Unsurprisingly, they found that kids use the remote in a completely different way to adults. While adults use the remote with one hand and let their thumb do the navigating, younger children hold the remote in their dominant hand and then use a finger on their other hand to use the remote’s touchpad. Kids didn’t differentiate between tapping and clicking, and found it really hard to swipe. As a result, they found that kids gestures using the remote are more likely to blend together.
Michelle’s main UX tips when thinking about game experiences for young children on Apple TV were: expect that some kids will want to use the remote and others will just want to watch, be sequential, make any gesture an actionable event, make sure the response on the TV is immediate to reinforce cause and effect and finally, be sure there are multiple ways to get to the end goal.
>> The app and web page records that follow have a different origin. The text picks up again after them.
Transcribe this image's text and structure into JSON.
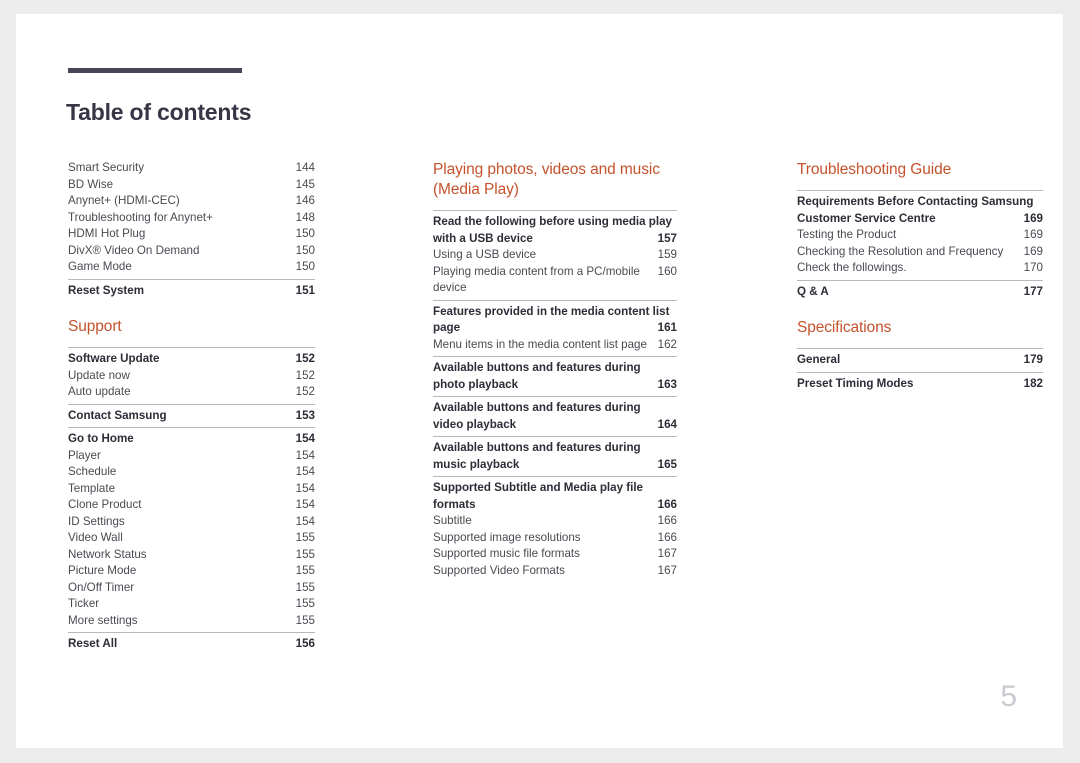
{
  "document": {
    "title": "Table of contents",
    "folio": "5",
    "accent_color": "#c4522c",
    "title_color": "#373646",
    "rule_color": "#474657"
  },
  "columns": [
    {
      "id": "column-1",
      "blocks": [
        {
          "type": "list",
          "heading": null,
          "rows": [
            {
              "label": "Smart Security",
              "num": "144",
              "style": "sub"
            },
            {
              "label": "BD Wise",
              "num": "145",
              "style": "sub"
            },
            {
              "label": "Anynet+ (HDMI-CEC)",
              "num": "146",
              "style": "sub"
            },
            {
              "label": "Troubleshooting for Anynet+",
              "num": "148",
              "style": "sub"
            },
            {
              "label": "HDMI Hot Plug",
              "num": "150",
              "style": "sub"
            },
            {
              "label": "DivX® Video On Demand",
              "num": "150",
              "style": "sub"
            },
            {
              "label": "Game Mode",
              "num": "150",
              "style": "sub"
            },
            {
              "label": "Reset System",
              "num": "151",
              "style": "main"
            }
          ]
        },
        {
          "type": "list",
          "heading": "Support",
          "rows": [
            {
              "label": "Software Update",
              "num": "152",
              "style": "main"
            },
            {
              "label": "Update now",
              "num": "152",
              "style": "sub"
            },
            {
              "label": "Auto update",
              "num": "152",
              "style": "sub"
            },
            {
              "label": "Contact Samsung",
              "num": "153",
              "style": "main"
            },
            {
              "label": "Go to Home",
              "num": "154",
              "style": "main"
            },
            {
              "label": "Player",
              "num": "154",
              "style": "sub"
            },
            {
              "label": "Schedule",
              "num": "154",
              "style": "sub"
            },
            {
              "label": "Template",
              "num": "154",
              "style": "sub"
            },
            {
              "label": "Clone Product",
              "num": "154",
              "style": "sub"
            },
            {
              "label": "ID Settings",
              "num": "154",
              "style": "sub"
            },
            {
              "label": "Video Wall",
              "num": "155",
              "style": "sub"
            },
            {
              "label": "Network Status",
              "num": "155",
              "style": "sub"
            },
            {
              "label": "Picture Mode",
              "num": "155",
              "style": "sub"
            },
            {
              "label": "On/Off Timer",
              "num": "155",
              "style": "sub"
            },
            {
              "label": "Ticker",
              "num": "155",
              "style": "sub"
            },
            {
              "label": "More settings",
              "num": "155",
              "style": "sub"
            },
            {
              "label": "Reset All",
              "num": "156",
              "style": "main"
            }
          ]
        }
      ]
    },
    {
      "id": "column-2",
      "blocks": [
        {
          "type": "list",
          "heading": "Playing photos, videos and music (Media Play)",
          "rows": [
            {
              "label": "Read the following before using media play with a USB device",
              "line1": "Read the following before using media play",
              "line2": "with a USB device",
              "num": "157",
              "style": "main-wrap"
            },
            {
              "label": "Using a USB device",
              "num": "159",
              "style": "sub"
            },
            {
              "label": "Playing media content from a PC/mobile device",
              "num": "160",
              "style": "sub"
            },
            {
              "label": "Features provided in the media content list page",
              "line1": "Features provided in the media content list",
              "line2": "page",
              "num": "161",
              "style": "main-wrap"
            },
            {
              "label": "Menu items in the media content list page",
              "num": "162",
              "style": "sub"
            },
            {
              "label": "Available buttons and features during photo playback",
              "line1": "Available buttons and features during",
              "line2": "photo playback",
              "num": "163",
              "style": "main-wrap"
            },
            {
              "label": "Available buttons and features during video playback",
              "line1": "Available buttons and features during",
              "line2": "video playback",
              "num": "164",
              "style": "main-wrap"
            },
            {
              "label": "Available buttons and features during music playback",
              "line1": "Available buttons and features during",
              "line2": "music playback",
              "num": "165",
              "style": "main-wrap"
            },
            {
              "label": "Supported Subtitle and Media play file formats",
              "line1": "Supported Subtitle and Media play file",
              "line2": "formats",
              "num": "166",
              "style": "main-wrap"
            },
            {
              "label": "Subtitle",
              "num": "166",
              "style": "sub"
            },
            {
              "label": "Supported image resolutions",
              "num": "166",
              "style": "sub"
            },
            {
              "label": "Supported music file formats",
              "num": "167",
              "style": "sub"
            },
            {
              "label": "Supported Video Formats",
              "num": "167",
              "style": "sub"
            }
          ]
        }
      ]
    },
    {
      "id": "column-3",
      "blocks": [
        {
          "type": "list",
          "heading": "Troubleshooting Guide",
          "rows": [
            {
              "label": "Requirements Before Contacting Samsung Customer Service Centre",
              "line1": "Requirements Before Contacting Samsung",
              "line2": "Customer Service Centre",
              "num": "169",
              "style": "main-wrap"
            },
            {
              "label": "Testing the Product",
              "num": "169",
              "style": "sub"
            },
            {
              "label": "Checking the Resolution and Frequency",
              "num": "169",
              "style": "sub"
            },
            {
              "label": "Check the followings.",
              "num": "170",
              "style": "sub"
            },
            {
              "label": "Q & A",
              "num": "177",
              "style": "main"
            }
          ]
        },
        {
          "type": "list",
          "heading": "Specifications",
          "rows": [
            {
              "label": "General",
              "num": "179",
              "style": "main"
            },
            {
              "label": "Preset Timing Modes",
              "num": "182",
              "style": "main"
            }
          ]
        }
      ]
    }
  ]
}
Clark Stacey – Kid KPIs and the success of Animal Jam and Play Wild!
Clark Stacey is CEO of WildWorks, who developed online playground Animal Jam. His talk was around what it means to be successful in the kids app space. Their app, Animal Jam – Play Wild is a freemium app for kids aged 9 -11 with with what he called ‘durable’ In-App Purchases.
Rather than advise on best practices, Stacey simply shared their data, sales figures and outcomes from their experience with the app over the past year. For example, they decided to go against subscription model for the app as they found the most profitable subscription models were focused more towards preschool and educational audiences, but not so much for older kids. They found that revenue was very content driven, but also driven by school schedules.
What I found especially interesting was the huge amount daily revenue falls even in the top 5 ranking. In their experience they found when they were at #1 they were earning $25K a day. However, just dropping to the #2 spot saw that daily revenue reduce by a staggering 78%. At #5 spot, it’s just 10%.
My personal takeaways from this year’s Sandbox Summit?
The current batch of emerging technologies, especially AI, have the potential to meaningfully impact the way kids learn, play and connect. There are also really interesting opportunities with these technologies to blend traditional kids IP with interactive play in ways we’ve not done before.
As always, we need to be careful not to use a new technology just for technology’s sake.
Testing new technologies and approaches with kids is more important than ever as the number of ways kids interact with technology is rapidly expanding.
And finally, there’s a lot of fun to be had with new tech – and it’s vital we have fun making it!